## WORK ORDER
Nothing is to be left out: repeat every entry exactly as given.

┄┄┄┄┄┄┄┄┄┄┄┄┄┄┄┄┄┄┄┄

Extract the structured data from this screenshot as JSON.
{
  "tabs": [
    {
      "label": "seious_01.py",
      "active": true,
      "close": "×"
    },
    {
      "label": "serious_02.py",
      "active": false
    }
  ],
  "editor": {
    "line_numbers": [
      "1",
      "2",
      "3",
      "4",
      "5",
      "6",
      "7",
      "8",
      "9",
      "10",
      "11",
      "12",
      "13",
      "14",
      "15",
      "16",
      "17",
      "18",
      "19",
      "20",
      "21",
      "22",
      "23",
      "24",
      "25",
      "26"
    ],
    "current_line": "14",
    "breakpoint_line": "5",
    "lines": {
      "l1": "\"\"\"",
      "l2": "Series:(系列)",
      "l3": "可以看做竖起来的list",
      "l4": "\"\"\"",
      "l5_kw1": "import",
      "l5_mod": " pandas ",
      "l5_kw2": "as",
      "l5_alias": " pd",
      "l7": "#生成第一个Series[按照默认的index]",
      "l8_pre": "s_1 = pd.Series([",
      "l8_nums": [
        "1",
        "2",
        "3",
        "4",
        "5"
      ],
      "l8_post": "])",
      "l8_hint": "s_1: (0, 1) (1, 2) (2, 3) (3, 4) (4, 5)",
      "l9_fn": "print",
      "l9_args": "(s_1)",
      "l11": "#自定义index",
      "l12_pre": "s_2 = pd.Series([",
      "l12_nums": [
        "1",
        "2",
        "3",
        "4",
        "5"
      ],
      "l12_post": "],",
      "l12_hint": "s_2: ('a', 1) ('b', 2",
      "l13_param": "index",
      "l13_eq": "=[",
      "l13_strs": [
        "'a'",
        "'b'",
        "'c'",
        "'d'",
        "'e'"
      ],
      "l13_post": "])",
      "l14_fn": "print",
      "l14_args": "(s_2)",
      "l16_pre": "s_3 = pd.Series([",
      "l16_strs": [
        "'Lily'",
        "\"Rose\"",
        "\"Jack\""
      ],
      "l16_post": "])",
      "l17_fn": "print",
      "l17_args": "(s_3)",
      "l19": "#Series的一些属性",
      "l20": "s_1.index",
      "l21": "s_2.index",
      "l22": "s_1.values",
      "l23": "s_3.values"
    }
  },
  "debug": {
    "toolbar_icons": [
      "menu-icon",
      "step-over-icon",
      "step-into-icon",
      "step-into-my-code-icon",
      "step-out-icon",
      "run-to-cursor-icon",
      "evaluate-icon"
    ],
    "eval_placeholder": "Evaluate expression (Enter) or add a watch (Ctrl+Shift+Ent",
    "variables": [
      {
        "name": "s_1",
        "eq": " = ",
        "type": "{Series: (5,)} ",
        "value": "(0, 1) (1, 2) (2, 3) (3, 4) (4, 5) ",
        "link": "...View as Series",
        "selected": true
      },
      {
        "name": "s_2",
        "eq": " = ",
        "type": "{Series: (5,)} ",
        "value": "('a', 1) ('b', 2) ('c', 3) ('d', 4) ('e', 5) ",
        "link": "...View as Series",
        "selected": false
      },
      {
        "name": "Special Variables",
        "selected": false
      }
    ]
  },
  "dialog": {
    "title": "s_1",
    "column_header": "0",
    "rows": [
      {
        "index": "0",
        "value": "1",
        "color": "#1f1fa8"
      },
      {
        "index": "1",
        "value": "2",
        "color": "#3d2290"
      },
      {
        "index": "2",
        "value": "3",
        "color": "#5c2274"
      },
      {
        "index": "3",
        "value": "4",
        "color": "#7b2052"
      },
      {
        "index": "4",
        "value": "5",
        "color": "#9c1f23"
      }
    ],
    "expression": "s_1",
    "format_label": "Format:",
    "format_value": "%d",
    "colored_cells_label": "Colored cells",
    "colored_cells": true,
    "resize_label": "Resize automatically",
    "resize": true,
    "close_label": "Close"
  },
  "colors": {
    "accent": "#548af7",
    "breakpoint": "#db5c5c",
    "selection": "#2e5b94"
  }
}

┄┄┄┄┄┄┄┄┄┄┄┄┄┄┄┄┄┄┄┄

## WRITTEN SOLUTION
Extract the structured data from this screenshot as JSON.
{
  "tabs": [
    {
      "label": "seious_01.py",
      "active": true,
      "close": "×"
    },
    {
      "label": "serious_02.py",
      "active": false
    }
  ],
  "editor": {
    "line_numbers": [
      "1",
      "2",
      "3",
      "4",
      "5",
      "6",
      "7",
      "8",
      "9",
      "10",
      "11",
      "12",
      "13",
      "14",
      "15",
      "16",
      "17",
      "18",
      "19",
      "20",
      "21",
      "22",
      "23",
      "24",
      "25",
      "26"
    ],
    "current_line": "14",
    "breakpoint_line": "5",
    "lines": {
      "l1": "\"\"\"",
      "l2": "Series:(系列)",
      "l3": "可以看做竖起来的list",
      "l4": "\"\"\"",
      "l5_kw1": "import",
      "l5_mod": " pandas ",
      "l5_kw2": "as",
      "l5_alias": " pd",
      "l7": "#生成第一个Series[按照默认的index]",
      "l8_pre": "s_1 = pd.Series([",
      "l8_nums": [
        "1",
        "2",
        "3",
        "4",
        "5"
      ],
      "l8_post": "])",
      "l8_hint": "s_1: (0, 1) (1, 2) (2, 3) (3, 4) (4, 5)",
      "l9_fn": "print",
      "l9_args": "(s_1)",
      "l11": "#自定义index",
      "l12_pre": "s_2 = pd.Series([",
      "l12_nums": [
        "1",
        "2",
        "3",
        "4",
        "5"
      ],
      "l12_post": "],",
      "l12_hint": "s_2: ('a', 1) ('b', 2",
      "l13_param": "index",
      "l13_eq": "=[",
      "l13_strs": [
        "'a'",
        "'b'",
        "'c'",
        "'d'",
        "'e'"
      ],
      "l13_post": "])",
      "l14_fn": "print",
      "l14_args": "(s_2)",
      "l16_pre": "s_3 = pd.Series([",
      "l16_strs": [
        "'Lily'",
        "\"Rose\"",
        "\"Jack\""
      ],
      "l16_post": "])",
      "l17_fn": "print",
      "l17_args": "(s_3)",
      "l19": "#Series的一些属性",
      "l20": "s_1.index",
      "l21": "s_2.index",
      "l22": "s_1.values",
      "l23": "s_3.values"
    }
  },
  "debug": {
    "toolbar_icons": [
      "menu-icon",
      "step-over-icon",
      "step-into-icon",
      "step-into-my-code-icon",
      "step-out-icon",
      "run-to-cursor-icon",
      "evaluate-icon"
    ],
    "eval_placeholder": "Evaluate expression (Enter) or add a watch (Ctrl+Shift+Ent",
    "variables": [
      {
        "name": "s_1",
        "eq": " = ",
        "type": "{Series: (5,)} ",
        "value": "(0, 1) (1, 2) (2, 3) (3, 4) (4, 5) ",
        "link": "...View as Series",
        "selected": true
      },
      {
        "name": "s_2",
        "eq": " = ",
        "type": "{Series: (5,)} ",
        "value": "('a', 1) ('b', 2) ('c', 3) ('d', 4) ('e', 5) ",
        "link": "...View as Series",
        "selected": false
      },
      {
        "name": "Special Variables",
        "selected": false
      }
    ]
  },
  "dialog": {
    "title": "s_1",
    "column_header": "0",
    "rows": [
      {
        "index": "0",
        "value": "1",
        "color": "#1f1fa8"
      },
      {
        "index": "1",
        "value": "2",
        "color": "#3d2290"
      },
      {
        "index": "2",
        "value": "3",
        "color": "#5c2274"
      },
      {
        "index": "3",
        "value": "4",
        "color": "#7b2052"
      },
      {
        "index": "4",
        "value": "5",
        "color": "#9c1f23"
      }
    ],
    "expression": "s_1",
    "format_label": "Format:",
    "format_value": "%d",
    "colored_cells_label": "Colored cells",
    "colored_cells": true,
    "resize_label": "Resize automatically",
    "resize": true,
    "close_label": "Close"
  },
  "colors": {
    "accent": "#548af7",
    "breakpoint": "#db5c5c",
    "selection": "#2e5b94"
  }
}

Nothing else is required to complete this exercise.